Information about all babies admitted to an NHS neonatal unit is routinely included in the National Neonatal Audit Programme. It is important that we include information on every baby treated by a neonatal unit so that the National Neonatal Audit Programme is properly representative of neonatal care in the UK. Because of the large number of babies involved, it is impractical to seek consent from each family. You can choose to opt out of having your baby’s information submitted to the audit.
If you do not want your baby’s information to be used, please tell the staff on the neonatal unit where your baby is receiving care. They will make sure your baby’s information is not included in the National Neonatal Audit Programme. This will not affect your baby’s care in any way. For further information on how to opt out please contact email@example.com.
What are my rights?
Your trust or health board is the data controller of your baby’s record and only share non-identifiable data with us for the audit, so you will need to contact your neonatal unit directly if you wish to make a rights request. If we receive any requests, we can only forward these on if you provide us with the name of the trust or health board providing your baby’s care. We explain a bit more about your rights below:
Right of access: We can let you know which categories of data we collect but you will need to contact your unit directly for a copy of the information as we can’t identify individuals from the data we receive.

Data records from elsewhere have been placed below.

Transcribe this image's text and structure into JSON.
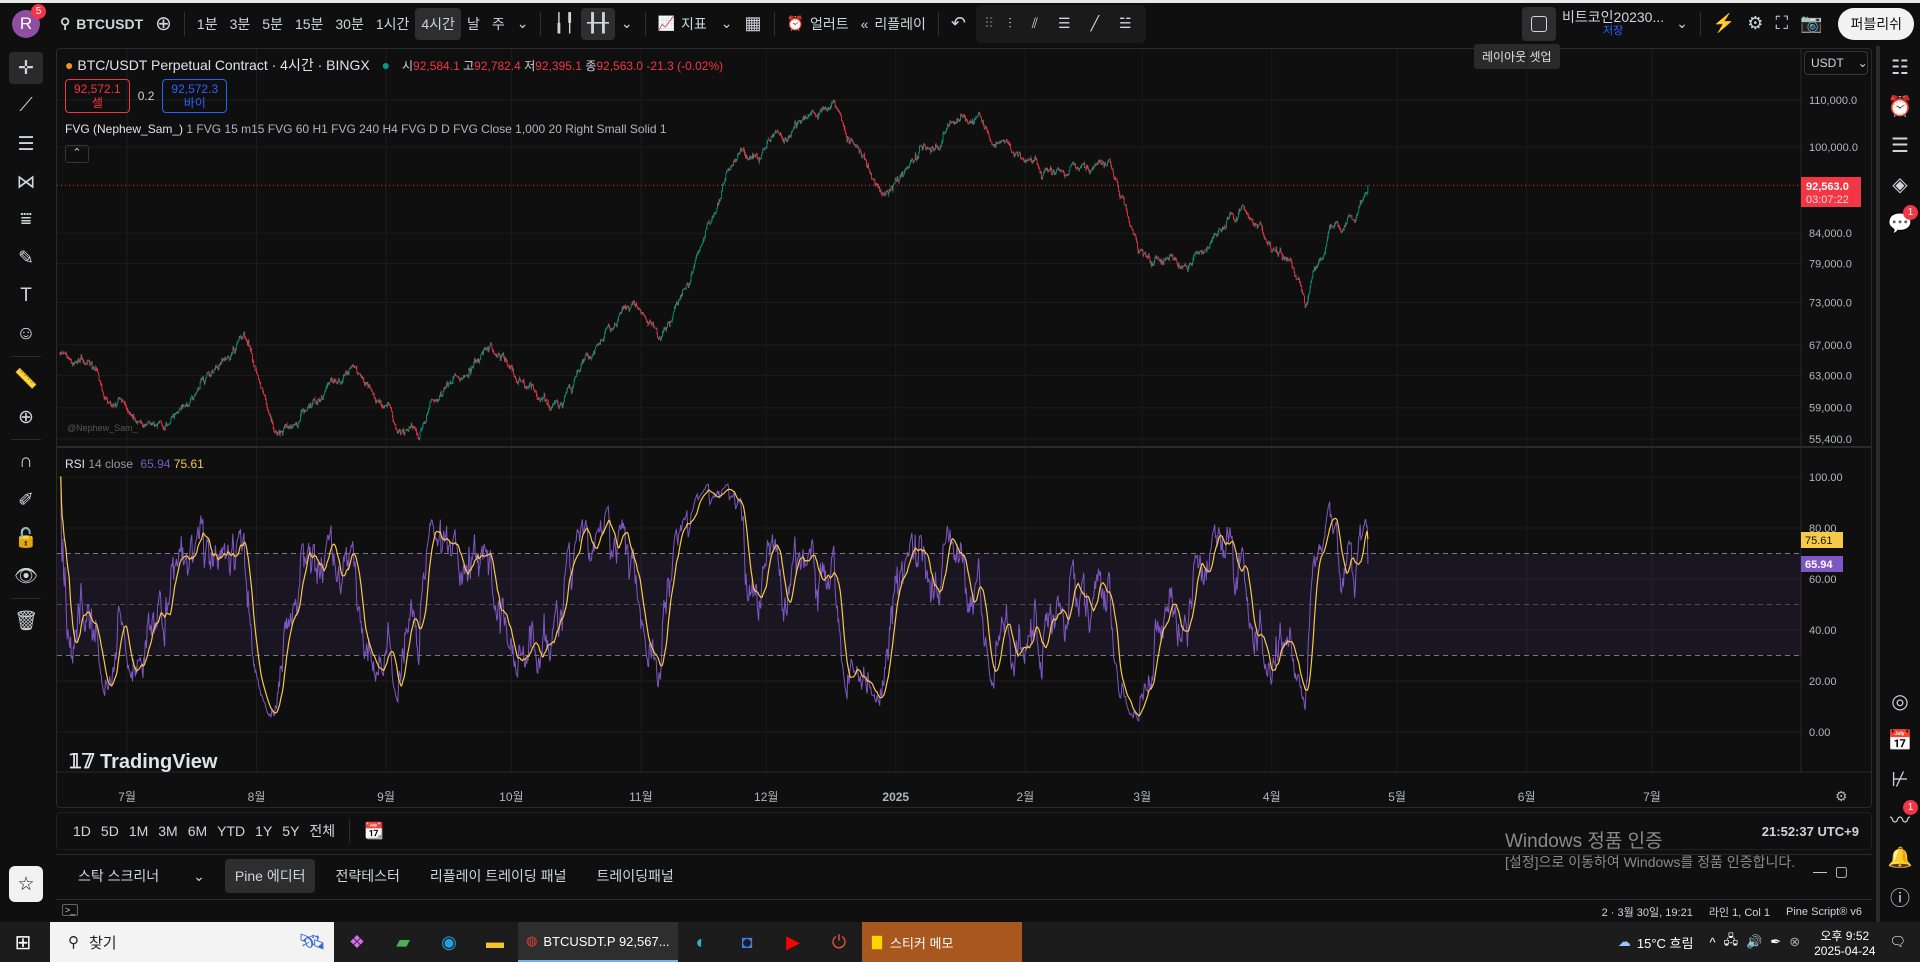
{
  "topbar": {
    "avatar_letter": "R",
    "avatar_badge": "5",
    "symbol": "BTCUSDT",
    "intervals": [
      "1분",
      "3분",
      "5분",
      "15분",
      "30분",
      "1시간",
      "4시간",
      "날",
      "주"
    ],
    "active_interval": "4시간",
    "indicators_label": "지표",
    "alert_label": "얼러트",
    "replay_label": "리플레이",
    "layout_name": "비트코인20230...",
    "layout_saved": "저장",
    "layout_tooltip": "레이아웃 셋업",
    "publish_label": "퍼블리쉬"
  },
  "legend": {
    "title": "BTC/USDT Perpetual Contract · 4시간 · BINGX",
    "open_label": "시",
    "open": "92,584.1",
    "high_label": "고",
    "high": "92,782.4",
    "low_label": "저",
    "low": "92,395.1",
    "close_label": "종",
    "close": "92,563.0",
    "change": "-21.3 (-0.02%)",
    "sell_price": "92,572.1",
    "sell_label": "셀",
    "spread": "0.2",
    "buy_price": "92,572.3",
    "buy_label": "바이",
    "indicator_name": "FVG (Nephew_Sam_)",
    "indicator_params": "1 FVG 15 m15 FVG 60 H1 FVG 240 H4 FVG D D FVG Close 1,000 20 Right Small Solid 1",
    "watermark_author": "@Nephew_Sam_",
    "rsi_name": "RSI",
    "rsi_params": "14 close",
    "rsi_value": "65.94",
    "rsi_ma_value": "75.61"
  },
  "price_axis": {
    "currency": "USDT",
    "last_price_label": "92,563.0",
    "countdown": "03:07:22"
  },
  "colors": {
    "up": "#089981",
    "down": "#f23645",
    "rsi": "#7e57c2",
    "rsi_ma": "#f7c948",
    "accent": "#2962ff"
  },
  "chart_data": {
    "type": "candlestick",
    "title": "BTC/USDT Perpetual Contract · 4시간 · BINGX",
    "price_scale": "log",
    "ylim": [
      55400,
      110000
    ],
    "price_ticks": [
      110000,
      100000,
      84000,
      79000,
      73000,
      67000,
      63000,
      59000,
      55400
    ],
    "price_tick_labels": [
      "110,000.0",
      "100,000.0",
      "84,000.0",
      "79,000.0",
      "73,000.0",
      "67,000.0",
      "63,000.0",
      "59,000.0",
      "55,400.0"
    ],
    "last_price": 92563.0,
    "approx_path": [
      [
        "2024-06-15",
        66000
      ],
      [
        "2024-07-06",
        55700
      ],
      [
        "2024-07-29",
        68800
      ],
      [
        "2024-08-06",
        55500
      ],
      [
        "2024-08-25",
        63900
      ],
      [
        "2024-09-06",
        55800
      ],
      [
        "2024-09-26",
        66000
      ],
      [
        "2024-10-11",
        60200
      ],
      [
        "2024-10-31",
        72300
      ],
      [
        "2024-11-06",
        68000
      ],
      [
        "2024-11-24",
        98600
      ],
      [
        "2024-12-17",
        107700
      ],
      [
        "2024-12-29",
        92700
      ],
      [
        "2025-01-21",
        107700
      ],
      [
        "2025-02-05",
        95200
      ],
      [
        "2025-02-21",
        97000
      ],
      [
        "2025-02-28",
        80000
      ],
      [
        "2025-03-11",
        78800
      ],
      [
        "2025-03-25",
        87200
      ],
      [
        "2025-04-09",
        75000
      ],
      [
        "2025-04-15",
        84800
      ],
      [
        "2025-04-21",
        85000
      ],
      [
        "2025-04-24",
        92563
      ]
    ],
    "x_ticks": [
      {
        "label": "7월",
        "date": "2024-07-01"
      },
      {
        "label": "8월",
        "date": "2024-08-01"
      },
      {
        "label": "9월",
        "date": "2024-09-01"
      },
      {
        "label": "10월",
        "date": "2024-10-01"
      },
      {
        "label": "11월",
        "date": "2024-11-01"
      },
      {
        "label": "12월",
        "date": "2024-12-01"
      },
      {
        "label": "2025",
        "date": "2025-01-01"
      },
      {
        "label": "2월",
        "date": "2025-02-01"
      },
      {
        "label": "3월",
        "date": "2025-03-01"
      },
      {
        "label": "4월",
        "date": "2025-04-01"
      },
      {
        "label": "5월",
        "date": "2025-05-01"
      },
      {
        "label": "6월",
        "date": "2025-06-01"
      },
      {
        "label": "7월",
        "date": "2025-07-01"
      }
    ],
    "rsi": {
      "length": 14,
      "source": "close",
      "ylim": [
        0,
        100
      ],
      "ticks": [
        100,
        80,
        60,
        40,
        20,
        0
      ],
      "tick_labels": [
        "100.00",
        "80.00",
        "60.00",
        "40.00",
        "20.00",
        "0.00"
      ],
      "bands": {
        "upper": 70,
        "middle": 50,
        "lower": 30
      },
      "last_rsi": 65.94,
      "last_ma": 75.61
    }
  },
  "range_bar": {
    "ranges": [
      "1D",
      "5D",
      "1M",
      "3M",
      "6M",
      "YTD",
      "1Y",
      "5Y",
      "전체"
    ],
    "clock": "21:52:37 UTC+9"
  },
  "bottom_panel": {
    "tabs": [
      "스탁 스크리너",
      "Pine 에디터",
      "전략테스터",
      "리플레이 트레이딩 패널",
      "트레이딩패널"
    ],
    "active_tab": "Pine 에디터",
    "status_position": "2 · 3월 30일, 19:21",
    "status_cursor": "라인 1, Col 1",
    "status_version": "Pine Script® v6"
  },
  "windows_watermark": {
    "title": "Windows 정품 인증",
    "subtitle": "[설정]으로 이동하여 Windows를 정품 인증합니다."
  },
  "right_sidebar": {
    "chat_badge": "1",
    "signal_badge": "1"
  },
  "logo": {
    "text": "TradingView"
  },
  "taskbar": {
    "search_placeholder": "찾기",
    "chrome_window": "BTCUSDT.P 92,567...",
    "sticky_notes": "스티커 메모",
    "weather": "15°C 흐림",
    "time": "오후 9:52",
    "date": "2025-04-24"
  }
}
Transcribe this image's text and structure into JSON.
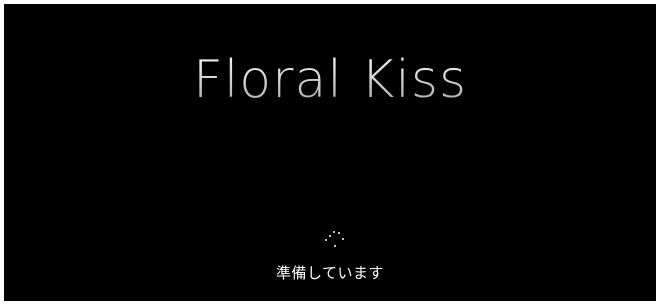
{
  "screen": {
    "background_color": "#000000",
    "logo_text": "Floral Kiss",
    "spinner_icon": "loading-dots-spinner-icon",
    "status_text": "準備しています"
  }
}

Right to erasure, right to rectification and right to object: We are unable to delete, amend or update any of your baby’s personal data as we are not data controllers of patient information and are unable to identify individuals from the dataset provided. The right to erasure also does not apply to an individual’s health record or where it is used for public interest purposes. However, you can opt out of your baby’s data being used for the audit by telling the staff on the neonatal unit where your baby is receiving care that you do not want your baby’s information to be included in the National Neonatal Audit Programme. The staff will then exclude your baby’s data from any submission.
Right to restriction (only store your personal data and undertake no further processing): This only applies in certain circumstances. Any requests for restriction of processing should be sent to your trust or health board and they will inform us where applicable.
Will I have access to the audit reports?
Yes, each year, the National Neonatal Audit Programme produces a parent and carer guide to the audit, called Your baby’s care. The guide is available in English and Welsh. We also produce a poster of results that neonatal units can display on the wall.
You can also view the full National Neonatal Audit Programme national annual report and information about each hospital on NNAP Online.
Who should I contact for more information?
To find out more about the audit and how your baby’s information is used, please talk to the staff in your neonatal unit. You can also contact the project team at firstname.lastname@example.org or visit our website. You can also contact the College’s Data Protection Officer if you have queries about how the college processes personal data: email@example.com
The Healthcare Quality Improvement Partnership (HQIP) is the data controller of the National Neonatal Audit Programme and can also be contacted if you have any questions about how your information is being used for the audit. Please direct any queries for the Healthcare Quality Improvement Partnership Data Protection Officer to firstname.lastname@example.org.
You do also have the right to lodge a complaint with the Information Commissioner’s Office (ICO) at email@example.com if you have concerns about the way your baby’s personal data are being handled.
Bliss is the UK charity working to ensure that every baby born premature or sick in the UK has the best chance of survival and quality of life. Bliss fully supports the NNAP. For more information about Bliss please visit www.bliss.org.uk.